Jay Monrad, one of the organizers, said the county is charging $500 for the building and $250 for non profits. The Opry is a non profit.
The Opry, which presents a show the first Thursday of each month, generated about $2,000 Thursday, Feb. 6. All proceeds go to scholarships.
Monrad was the master of ceremonies at the event, marking the anniversary of the Opry. The Opry is beginning its 12th year.
The next performance will be under the dome in Woodsboro at 7 p.m. Thursday, March 6. The Woodsboro school district is not charging for the dome’s use.
“This is the last show in this building,” he added.
Monrad said since the Opry began, it has awarded $80,000 in scholarships.
“Last year, we gave $6,000 in scholarships plus another $3,000 from concessions,” he said. The Fierova family operates the concessions.
The Opry, he said, would lose about $3,000 a year in scholarship money if it paid the rent the county wants.
A crowd of 600 were in attendance at the Opry, mainly winter Texans, who considered the $5 admission a bargain for the great entertainment.
Monrad asked those from Refugio County to raise their hands. Only five were seen in the audience. All the rest were from out of town.
The anniversary show featured Sally Carlson of Geronimo, Jo Marie Prukop of Bishop, Randle Edwards and David Crawford of Corpus Christi.
The Best of the Best Opry band provided backup music for the performers.
The Fierova family operated the concessions and were kept busy at the start of the Opry performance.
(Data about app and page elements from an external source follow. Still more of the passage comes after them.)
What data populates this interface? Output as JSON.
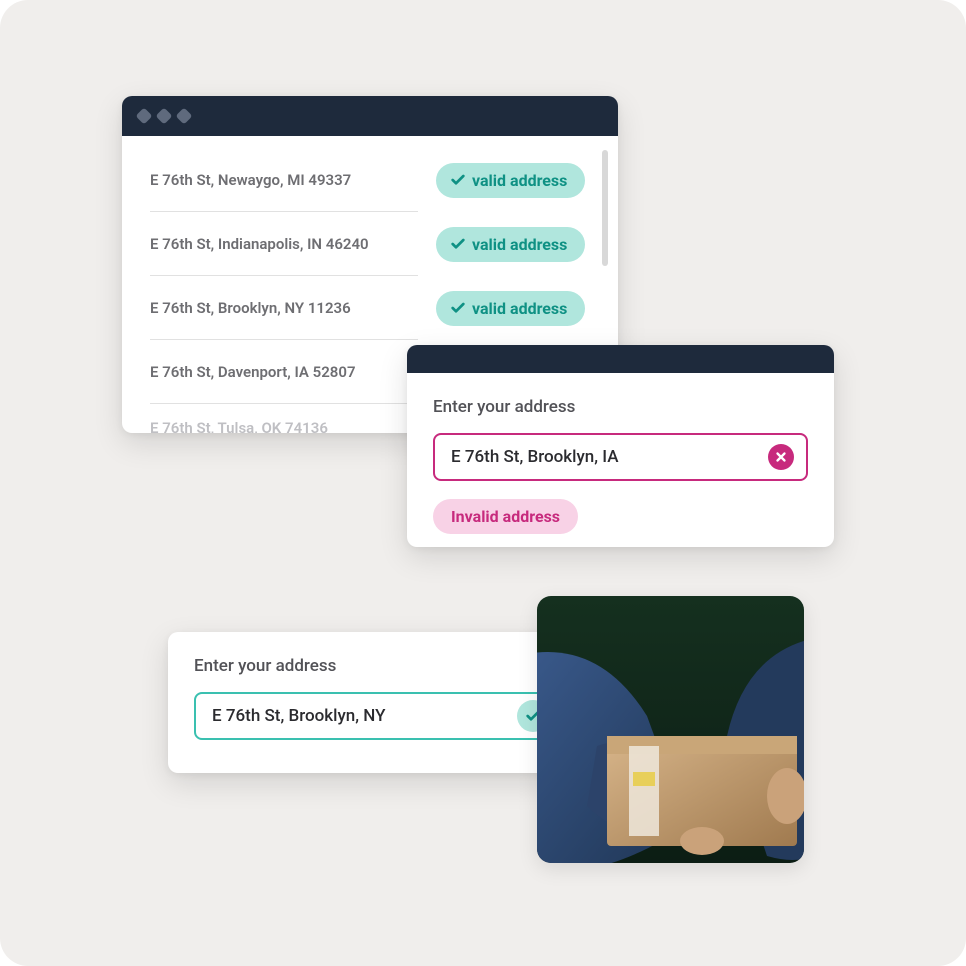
{
  "colors": {
    "navy": "#1e2a3c",
    "teal_bg": "#b0e6dd",
    "teal_text": "#0f9184",
    "teal_border": "#3ac0b0",
    "pink_bg": "#f8d2e6",
    "pink_text": "#c72a7d"
  },
  "validation_list": {
    "valid_label": "valid address",
    "rows": [
      {
        "address": "E 76th St, Newaygo, MI 49337",
        "status": "valid"
      },
      {
        "address": "E 76th St, Indianapolis, IN 46240",
        "status": "valid"
      },
      {
        "address": "E 76th St, Brooklyn, NY 11236",
        "status": "valid"
      },
      {
        "address": "E 76th St, Davenport, IA 52807",
        "status": "pending"
      },
      {
        "address": "E 76th St, Tulsa, OK 74136",
        "status": "pending"
      }
    ]
  },
  "invalid_entry": {
    "label": "Enter your address",
    "value": "E 76th St, Brooklyn, IA",
    "badge": "Invalid address"
  },
  "valid_entry": {
    "label": "Enter your address",
    "value": "E 76th St, Brooklyn, NY"
  }
}
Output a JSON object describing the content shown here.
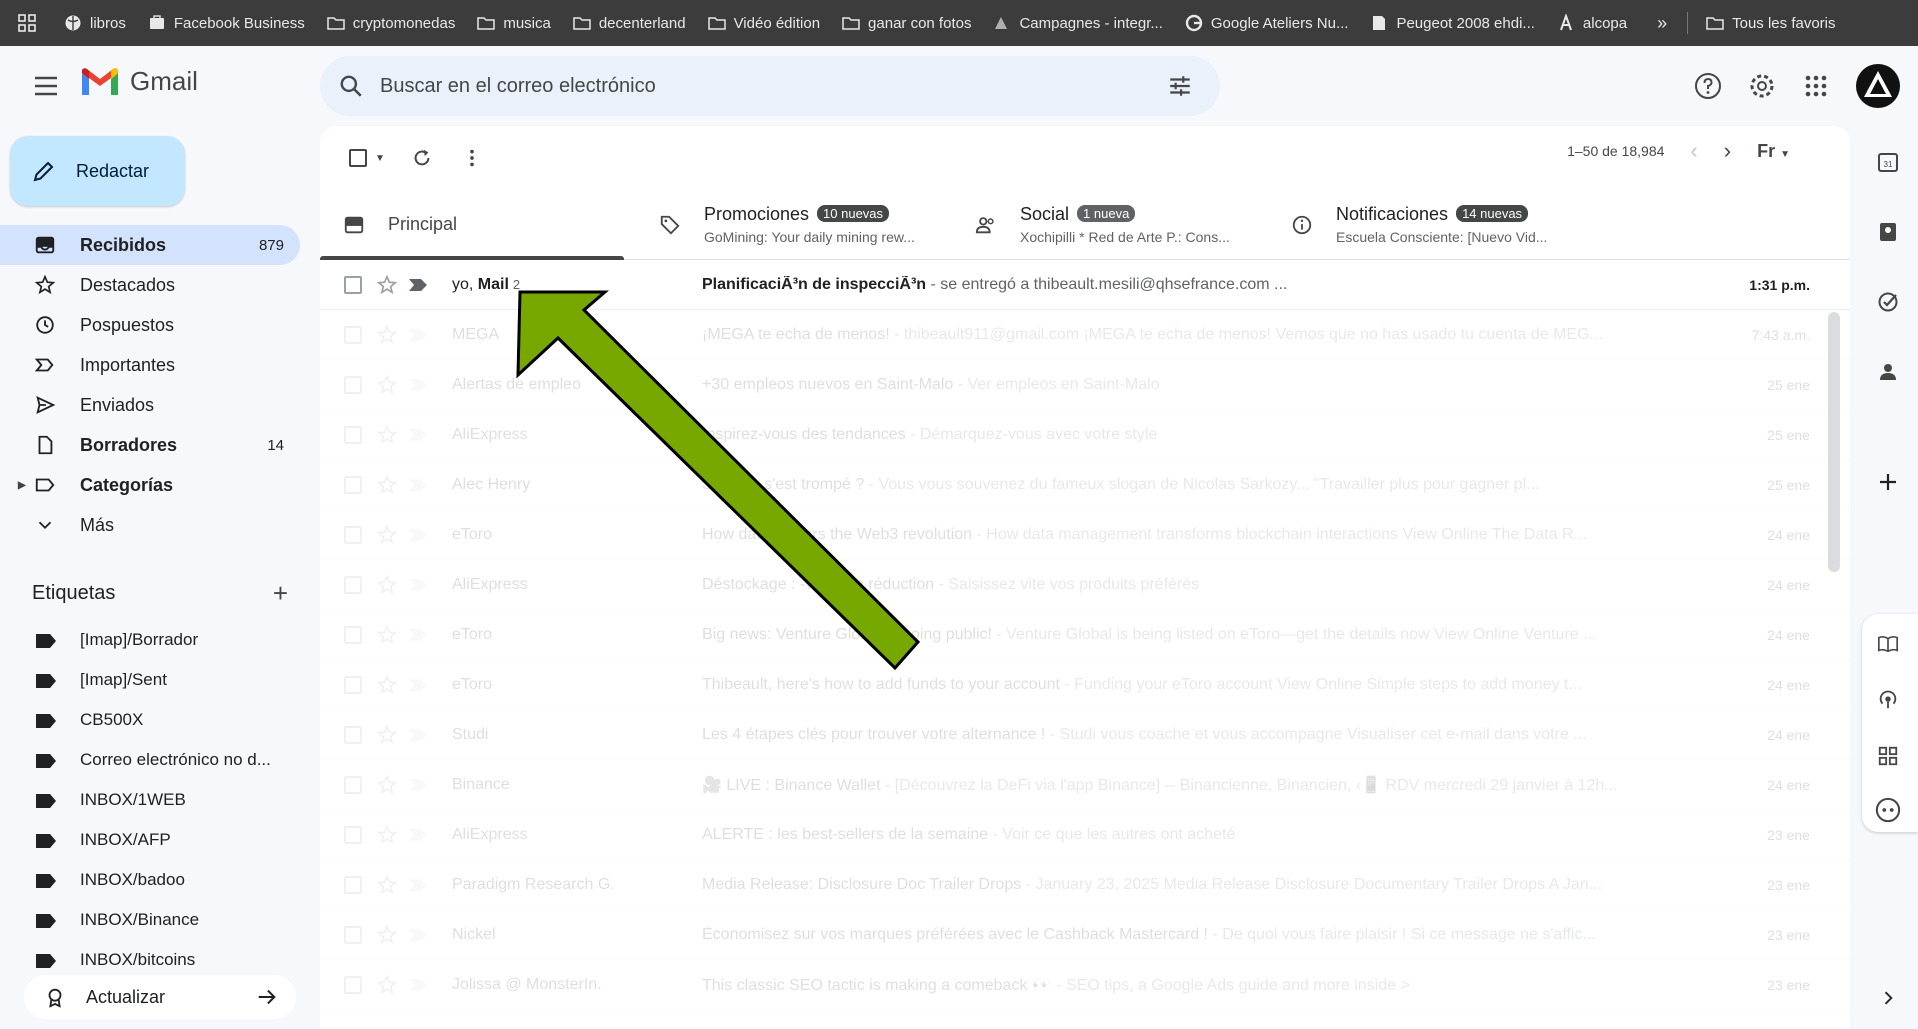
{
  "bookmarks": [
    {
      "icon": "globe-icon",
      "label": "libros"
    },
    {
      "icon": "facebook-business-icon",
      "label": "Facebook Business"
    },
    {
      "icon": "folder-icon",
      "label": "cryptomonedas"
    },
    {
      "icon": "folder-icon",
      "label": "musica"
    },
    {
      "icon": "folder-icon",
      "label": "decenterland"
    },
    {
      "icon": "folder-icon",
      "label": "Vidéo édition"
    },
    {
      "icon": "folder-icon",
      "label": "ganar con fotos"
    },
    {
      "icon": "ads-icon",
      "label": "Campagnes - integr..."
    },
    {
      "icon": "google-icon",
      "label": "Google Ateliers Nu..."
    },
    {
      "icon": "page-icon",
      "label": "Peugeot 2008 ehdi..."
    },
    {
      "icon": "alcopa-icon",
      "label": "alcopa"
    }
  ],
  "bookmarks_more": "»",
  "bookmarks_all": "Tous les favoris",
  "app": {
    "name": "Gmail"
  },
  "search": {
    "placeholder": "Buscar en el correo electrónico"
  },
  "compose": {
    "label": "Redactar"
  },
  "nav": [
    {
      "icon": "inbox-icon",
      "label": "Recibidos",
      "count": "879",
      "active": true
    },
    {
      "icon": "star-icon",
      "label": "Destacados",
      "count": ""
    },
    {
      "icon": "clock-icon",
      "label": "Pospuestos",
      "count": ""
    },
    {
      "icon": "important-icon",
      "label": "Importantes",
      "count": ""
    },
    {
      "icon": "send-icon",
      "label": "Enviados",
      "count": ""
    },
    {
      "icon": "draft-icon",
      "label": "Borradores",
      "count": "14",
      "bold": true
    },
    {
      "icon": "label-outline-icon",
      "label": "Categorías",
      "count": "",
      "bold": true,
      "expandable": true
    },
    {
      "icon": "chevron-down-icon",
      "label": "Más",
      "count": ""
    }
  ],
  "labels": {
    "title": "Etiquetas",
    "items": [
      "[Imap]/Borrador",
      "[Imap]/Sent",
      "CB500X",
      "Correo electrónico no d...",
      "INBOX/1WEB",
      "INBOX/AFP",
      "INBOX/badoo",
      "INBOX/Binance",
      "INBOX/bitcoins"
    ]
  },
  "update": {
    "label": "Actualizar"
  },
  "pager": {
    "text": "1–50 de 18,984"
  },
  "input_tools": "Fr",
  "tabs": [
    {
      "icon": "inbox-icon",
      "title": "Principal",
      "badge": "",
      "badge_color": "",
      "subtitle": "",
      "active": true
    },
    {
      "icon": "tag-icon",
      "title": "Promociones",
      "badge": "10 nuevas",
      "badge_color": "#444746",
      "subtitle": "GoMining: Your daily mining rew..."
    },
    {
      "icon": "people-icon",
      "title": "Social",
      "badge": "1 nueva",
      "badge_color": "#5f6368",
      "subtitle": "Xochipilli * Red de Arte P.: Cons..."
    },
    {
      "icon": "info-icon",
      "title": "Notificaciones",
      "badge": "14 nuevas",
      "badge_color": "#444746",
      "subtitle": "Escuela Consciente: [Nuevo Vid..."
    }
  ],
  "emails": [
    {
      "sender": "yo, ",
      "sender_bold": "Mail",
      "thread_count": "2",
      "subject": "PlanificaciÃ³n de inspecciÃ³n",
      "snippet": " - se entregó a thibeault.mesili@qhsefrance.com ...",
      "date": "1:31 p.m.",
      "unread": true
    },
    {
      "sender": "MEGA",
      "subject": "¡MEGA te echa de menos!",
      "snippet": " - thibeault911@gmail.com ¡MEGA te echa de menos! Vemos que no has usado tu cuenta de MEG...",
      "date": "7:43 a.m."
    },
    {
      "sender": "Alertas de empleo",
      "subject": "+30 empleos nuevos en Saint-Malo",
      "snippet": " - Ver empleos en Saint-Malo",
      "date": "25 ene"
    },
    {
      "sender": "AliExpress",
      "subject": "Inspirez-vous des tendances",
      "snippet": " - Démarquez-vous avec votre style",
      "date": "25 ene"
    },
    {
      "sender": "Alec Henry",
      "subject": "Sarkozy s'est trompé ?",
      "snippet": " - Vous vous souvenez du fameux slogan de Nicolas Sarkozy... \"Travailler plus pour gagner pl...",
      "date": "25 ene"
    },
    {
      "sender": "eToro",
      "subject": "How data powers the Web3 revolution",
      "snippet": " - How data management transforms blockchain interactions View Online The Data R...",
      "date": "24 ene"
    },
    {
      "sender": "AliExpress",
      "subject": "Déstockage : -75 % de réduction",
      "snippet": " - Saisissez vite vos produits préférés",
      "date": "24 ene"
    },
    {
      "sender": "eToro",
      "subject": "Big news: Venture Global is going public!",
      "snippet": " - Venture Global is being listed on eToro—get the details now View Online Venture ...",
      "date": "24 ene"
    },
    {
      "sender": "eToro",
      "subject": "Thibeault, here's how to add funds to your account",
      "snippet": " - Funding your eToro account View Online Simple steps to add money t...",
      "date": "24 ene"
    },
    {
      "sender": "Studi",
      "subject": "Les 4 étapes clés pour trouver votre alternance !",
      "snippet": " - Studi vous coache et vous accompagne Visualiser cet e-mail dans votre ...",
      "date": "24 ene"
    },
    {
      "sender": "Binance",
      "subject": "🎥 LIVE : Binance Wallet",
      "snippet": " - [Découvrez la DeFi via l'app Binance] -- Binancienne, Binancien, ‹📱 RDV mercredi 29 janvier à 12h...",
      "date": "24 ene"
    },
    {
      "sender": "AliExpress",
      "subject": "ALERTE : les best-sellers de la semaine",
      "snippet": " - Voir ce que les autres ont acheté",
      "date": "23 ene"
    },
    {
      "sender": "Paradigm Research G.",
      "subject": "Media Release: Disclosure Doc Trailer Drops",
      "snippet": " - January 23, 2025 Media Release Disclosure Documentary Trailer Drops A Jan...",
      "date": "23 ene"
    },
    {
      "sender": "Nickel",
      "subject": "Économisez sur vos marques préférées avec le Cashback Mastercard !",
      "snippet": " - De quoi vous faire plaisir ! Si ce message ne s'affic...",
      "date": "23 ene"
    },
    {
      "sender": "Jolissa @ MonsterIn.",
      "subject": "This classic SEO tactic is making a comeback 👀",
      "snippet": " - SEO tips, a Google Ads guide and more inside >",
      "date": "23 ene"
    }
  ],
  "colors": {
    "arrow_fill": "#76a800",
    "arrow_stroke": "#000000",
    "accent": "#0b57d0",
    "compose_bg": "#c2e7ff",
    "active_nav": "#d3e3fd"
  }
}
All proceeds from the performance and concessions go toward scholarships.